HARLINGEN — Benito Lopez can no longer see where he’s going, but he knows exactly where he’s going.
Someone in Florida, or California, or Colorado or North Carolina is looking out for him, thanks to a camera attached to his glasses.
It’s called the AIRA system, or artificial intelligence remote assistance, and it has empowered Lopez, a Harlingen resident, to achieve more mobility after losing his eyesight to glaucoma several years ago. The Department of Veterans Affairs offers this and so many other services to veterans who have lost their eyesight.
“You’re maneuvering with your cane, you’ve got your glasses on and you’re walking,” said Lopez, 68. “You log in to AIRA, push the home button. It gives you the name of the agent that is going to come on. When they come on they will greet you. They will ask you what you want to do today.”
And what you want to do could be, well, just about anything. The agent becomes the seeing eye through the online camera, directing the veteran where to go for whatever he or she needs at the moment. This liberation, this independence of moment, is the goal of the VA.
Finding those services can sometimes intimidate veterans with their complexities, said Tommy Benavides, visual impairment services team coordinator. That’s why he works directly with veterans like Lopez to connect them with those services.
“Working with the VA can sometimes be a little scary,” Benavides said. “We’re a large agency and sometimes you don’t know which department to go to. It’s hard to navigate the system. I consider myself kind of like a bridge to all the different tools that might help them accomplish their goals. My job is to know what tools are out there and how to connect each individual vet with those tools.”
The hub for many of those tools are at the Blind Rehabilitation Unit in Waco, one of 13 such facilities run by the VA throughout the country. The unit in Waco is part of the expansive Doris Miller Department of Veterans Affairs Medical Center.
“There in Waco there are five areas of training,” Benavides said. “There are four that make up the basic program and then technology rounds it out. Everybody does the four basic and then folks that are interested in the technology will stick around a little bit longer.”
The four main basic areas are: visual skills, living skills, orientation and mobility, and manual skills. The visual skills address the needs of veterans who have lost partial eyesight.
“They try to take what remaining vision a veteran has and figure out a way to maximize it either through the use of magnifiers or maybe compensatory techniques using your side vision,” Benavides said.
Skills of daily living, he explained, includes learning how to cook again, how to clean, how to manage health matters such as diabetes and other aspects of day to day life.
And then …
“There’s O and M, orientation and mobility, which is the long white cane that Mr. Lopez has there,” he said.
Lopez took out a stick which he expertly unfolded into an impressive cane.
“O and M, it’s how to orient yourself in an unfamiliar area and then how to be mobile in that environment,” Benavides said.
Manual skills addresses a particular set of challenges.

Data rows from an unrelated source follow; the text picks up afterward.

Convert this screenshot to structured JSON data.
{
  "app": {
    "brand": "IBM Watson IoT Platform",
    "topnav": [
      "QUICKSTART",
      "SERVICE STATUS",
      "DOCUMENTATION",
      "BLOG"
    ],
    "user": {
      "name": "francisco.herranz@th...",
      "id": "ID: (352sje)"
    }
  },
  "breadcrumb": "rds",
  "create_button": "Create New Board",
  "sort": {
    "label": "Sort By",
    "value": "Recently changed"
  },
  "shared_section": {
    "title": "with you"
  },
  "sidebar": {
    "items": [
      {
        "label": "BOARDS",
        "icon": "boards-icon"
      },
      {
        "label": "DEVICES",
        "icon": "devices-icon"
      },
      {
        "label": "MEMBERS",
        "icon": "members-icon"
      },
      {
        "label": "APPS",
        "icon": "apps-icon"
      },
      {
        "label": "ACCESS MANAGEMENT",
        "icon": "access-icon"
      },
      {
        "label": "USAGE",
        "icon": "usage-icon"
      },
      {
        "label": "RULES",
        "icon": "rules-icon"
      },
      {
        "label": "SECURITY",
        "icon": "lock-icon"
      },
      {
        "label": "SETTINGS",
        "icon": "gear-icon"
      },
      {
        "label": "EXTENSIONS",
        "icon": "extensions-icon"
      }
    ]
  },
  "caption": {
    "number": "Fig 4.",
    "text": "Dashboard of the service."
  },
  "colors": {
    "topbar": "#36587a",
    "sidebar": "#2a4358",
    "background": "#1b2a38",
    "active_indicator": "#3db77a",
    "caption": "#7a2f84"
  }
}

“When you lose your sight you quickly learn that the world with all the doors and cabinet drawers is a cruel place for fingers sometimes,” Benavides said. “You tend to pull your hands in a little. You’re not as sure when doing manual tasks.”

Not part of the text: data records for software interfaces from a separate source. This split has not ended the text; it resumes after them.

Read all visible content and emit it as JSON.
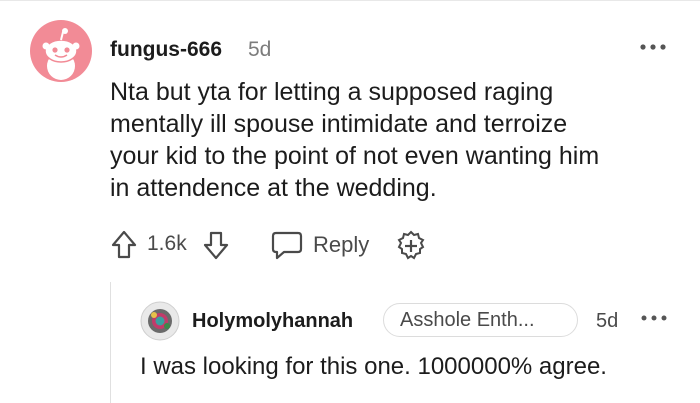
{
  "comment": {
    "author": "fungus-666",
    "age": "5d",
    "avatar_icon": "snoo-avatar-icon",
    "body_lines": [
      "Nta but yta for letting a supposed raging",
      "mentally ill spouse intimidate and terroize",
      "your kid to the point of not even wanting him",
      "in attendence at the wedding."
    ],
    "score": "1.6k",
    "reply_label": "Reply",
    "avatar_color": "#f28b96"
  },
  "reply": {
    "author": "Holymolyhannah",
    "flair": "Asshole Enth...",
    "age": "5d",
    "avatar_icon": "user-avatar-icon",
    "body": "I was looking for this one. 1000000% agree."
  }
}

Manual skills, therefore, seeks to give veterans some confidence in working with their hands. That’s how Lopez learned to make miniature trees out of copper and decorate them with beads, birds and butterflies.
The figures have become a welcome and familiar sight around the VA clinic in Harlingen, and it all started while taking classes in Waco.
“They told me to go in and feel right there on the table in front of you,” he said. “There were some wires, there were six pieces about 12 inches long, and they told me you have to unravel them. Every little piece had 19 little strings, you had to straighten them up.”
He first learned to make trunks by twisting the copper wire into shape, followed by the roots. And then, he took off on his own, acquiring materials for the wooden base from Hobby Lobby. And the birds and beads and other decorations, rich in color, were his invention.
So how did he get the colors right? Simple, someone on the other end of an AIRA transmission directed him.
While AIRA has blessed him with a new creative endeavor, its primary purpose of granting independence has also served him well. With an AIRA agent talking to him, he can step outside his home and wait for a cab. When it arrives, the agent will tell him so. Once he arrives at a store, perhaps Wal-Mart, the agent will direct him through what might have been an impossible task.
“They’ll guide you directly to the door,” he said. “If you want some detergent, they’ll log onto the website of the particular store and they’ll take you directly to that item. I want a can of beef stew. What brand? Get me Libby’s brand.”
And so it goes for Lopez throughout his days, guides illuminating his life, liberating his movements from the bonds of impairment.
For information about resources for veterans with visual impairments, call (956) 291-9000 and ask for the eye clinic.